Entries taken from a collection:
_ _ _ _ _

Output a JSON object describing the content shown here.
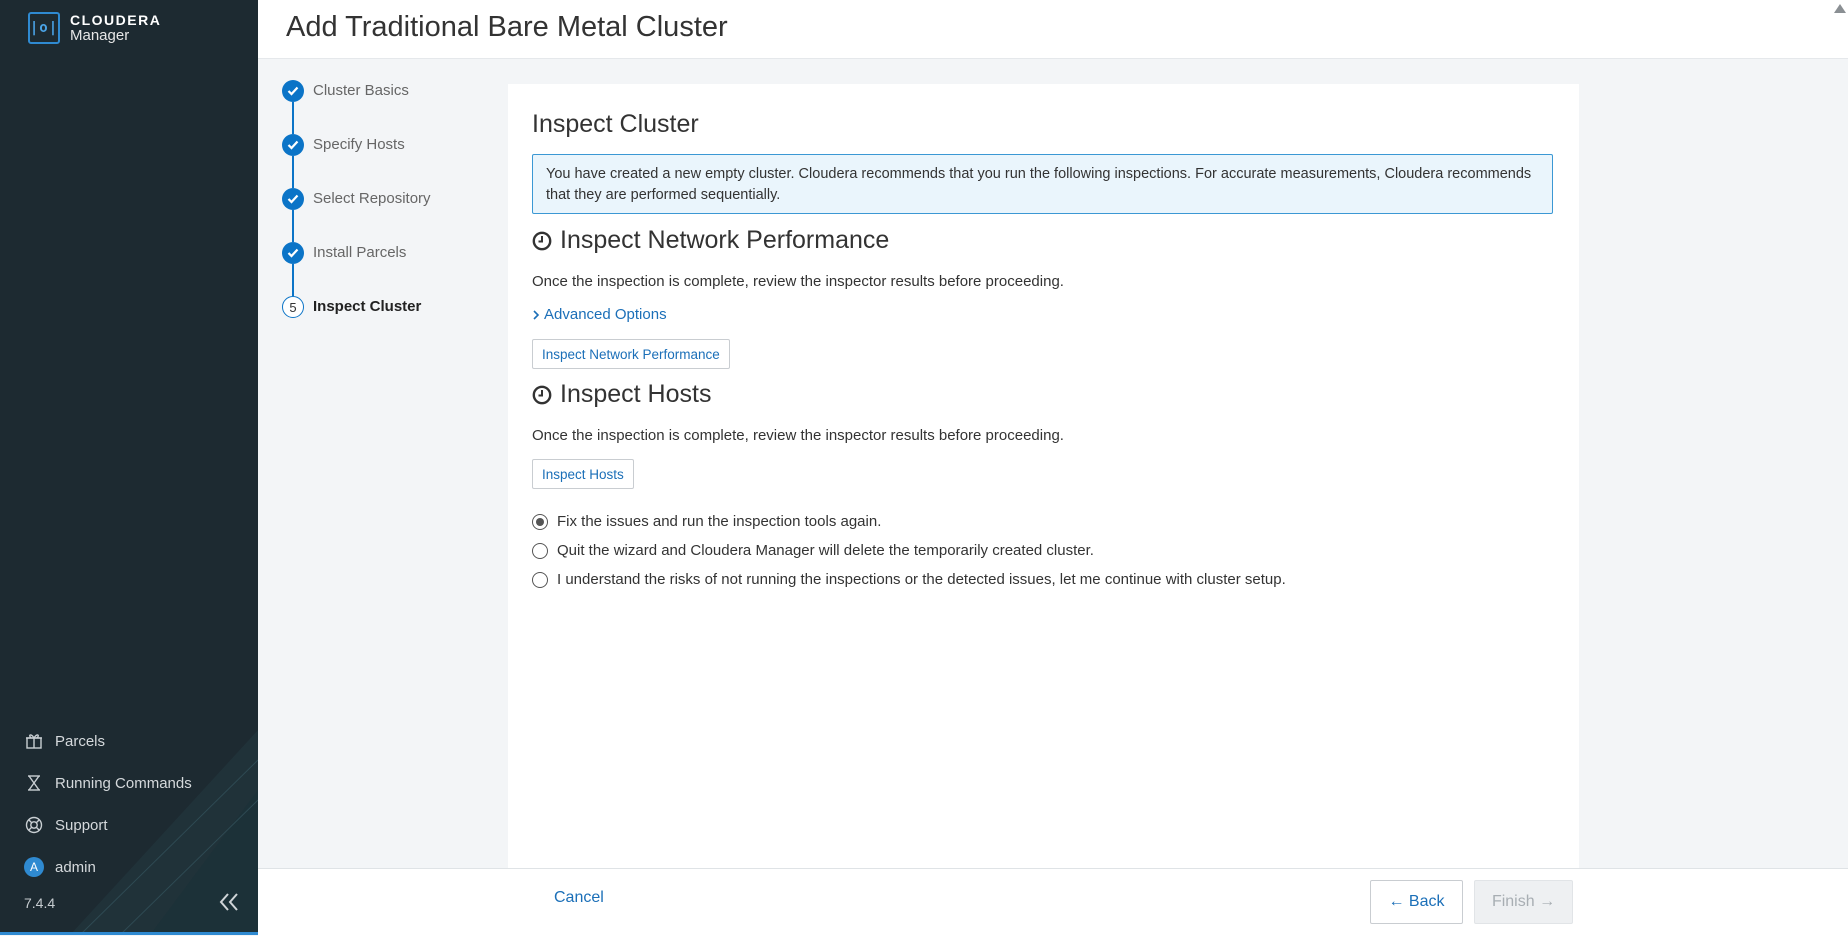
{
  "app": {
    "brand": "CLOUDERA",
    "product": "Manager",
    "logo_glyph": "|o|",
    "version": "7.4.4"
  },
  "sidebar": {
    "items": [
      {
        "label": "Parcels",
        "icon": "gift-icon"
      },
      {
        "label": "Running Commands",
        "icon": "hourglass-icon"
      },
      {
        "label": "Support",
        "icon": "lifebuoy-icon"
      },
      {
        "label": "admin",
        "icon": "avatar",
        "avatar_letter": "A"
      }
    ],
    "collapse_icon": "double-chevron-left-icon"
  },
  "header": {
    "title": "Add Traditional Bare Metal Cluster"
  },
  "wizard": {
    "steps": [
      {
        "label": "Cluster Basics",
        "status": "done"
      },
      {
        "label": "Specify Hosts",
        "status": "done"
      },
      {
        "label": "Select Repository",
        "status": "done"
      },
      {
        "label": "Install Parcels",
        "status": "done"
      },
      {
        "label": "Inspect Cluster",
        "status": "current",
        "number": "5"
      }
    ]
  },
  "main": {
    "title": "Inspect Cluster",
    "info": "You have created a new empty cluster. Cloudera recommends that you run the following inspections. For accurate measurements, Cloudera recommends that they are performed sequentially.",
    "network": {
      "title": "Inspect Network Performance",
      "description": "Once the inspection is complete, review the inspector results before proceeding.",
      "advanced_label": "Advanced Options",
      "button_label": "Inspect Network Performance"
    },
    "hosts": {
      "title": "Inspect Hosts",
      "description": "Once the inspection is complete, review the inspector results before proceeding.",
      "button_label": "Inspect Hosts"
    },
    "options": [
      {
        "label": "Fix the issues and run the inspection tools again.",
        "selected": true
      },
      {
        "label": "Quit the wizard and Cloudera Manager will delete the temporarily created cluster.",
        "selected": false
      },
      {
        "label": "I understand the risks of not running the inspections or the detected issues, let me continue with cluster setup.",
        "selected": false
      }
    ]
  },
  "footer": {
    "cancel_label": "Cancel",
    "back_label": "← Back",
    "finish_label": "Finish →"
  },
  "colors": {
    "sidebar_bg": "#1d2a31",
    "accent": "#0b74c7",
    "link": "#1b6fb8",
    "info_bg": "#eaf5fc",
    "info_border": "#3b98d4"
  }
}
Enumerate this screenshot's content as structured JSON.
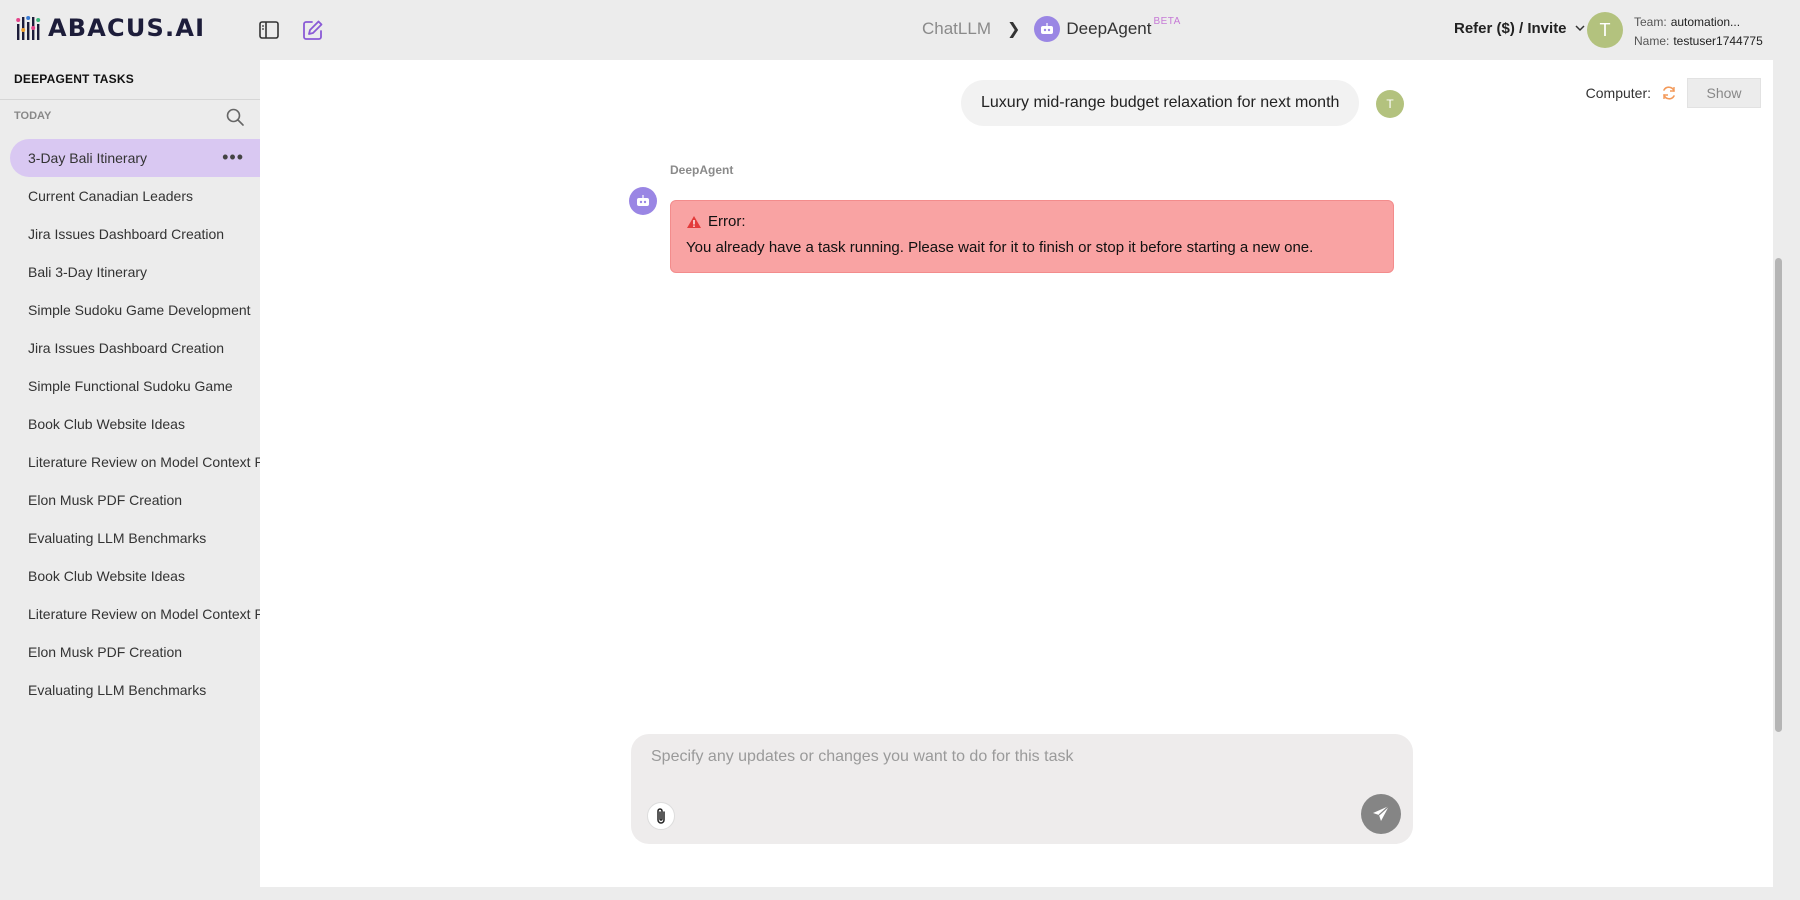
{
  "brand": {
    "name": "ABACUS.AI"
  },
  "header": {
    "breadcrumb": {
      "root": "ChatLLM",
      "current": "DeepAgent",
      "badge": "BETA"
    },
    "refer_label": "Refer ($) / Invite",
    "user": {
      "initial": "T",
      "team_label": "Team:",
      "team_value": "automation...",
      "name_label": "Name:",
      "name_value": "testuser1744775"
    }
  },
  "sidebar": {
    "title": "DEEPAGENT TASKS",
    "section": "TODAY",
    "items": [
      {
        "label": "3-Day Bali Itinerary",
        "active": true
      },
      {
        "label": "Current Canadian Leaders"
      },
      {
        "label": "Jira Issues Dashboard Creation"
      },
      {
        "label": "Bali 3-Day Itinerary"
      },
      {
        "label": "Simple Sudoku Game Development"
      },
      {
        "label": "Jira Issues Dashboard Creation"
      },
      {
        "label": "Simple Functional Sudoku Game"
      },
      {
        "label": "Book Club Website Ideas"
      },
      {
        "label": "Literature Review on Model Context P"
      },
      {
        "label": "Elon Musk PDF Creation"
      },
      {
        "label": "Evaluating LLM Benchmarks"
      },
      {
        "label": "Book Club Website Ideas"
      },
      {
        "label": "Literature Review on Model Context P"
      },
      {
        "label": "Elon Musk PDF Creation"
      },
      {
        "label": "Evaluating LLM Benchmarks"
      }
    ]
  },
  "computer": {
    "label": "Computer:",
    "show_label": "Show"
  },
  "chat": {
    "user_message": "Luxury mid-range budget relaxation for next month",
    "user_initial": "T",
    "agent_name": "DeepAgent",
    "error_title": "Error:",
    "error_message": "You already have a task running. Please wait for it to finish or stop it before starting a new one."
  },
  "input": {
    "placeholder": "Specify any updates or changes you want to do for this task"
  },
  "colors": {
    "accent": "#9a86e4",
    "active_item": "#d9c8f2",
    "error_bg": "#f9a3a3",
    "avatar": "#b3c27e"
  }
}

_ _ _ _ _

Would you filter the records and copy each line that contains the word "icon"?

        "icon": "gift-icon"
        "icon": "hourglass-icon"
        "icon": "lifebuoy-icon"
        "icon": "avatar",
    "collapse_icon": "double-chevron-left-icon"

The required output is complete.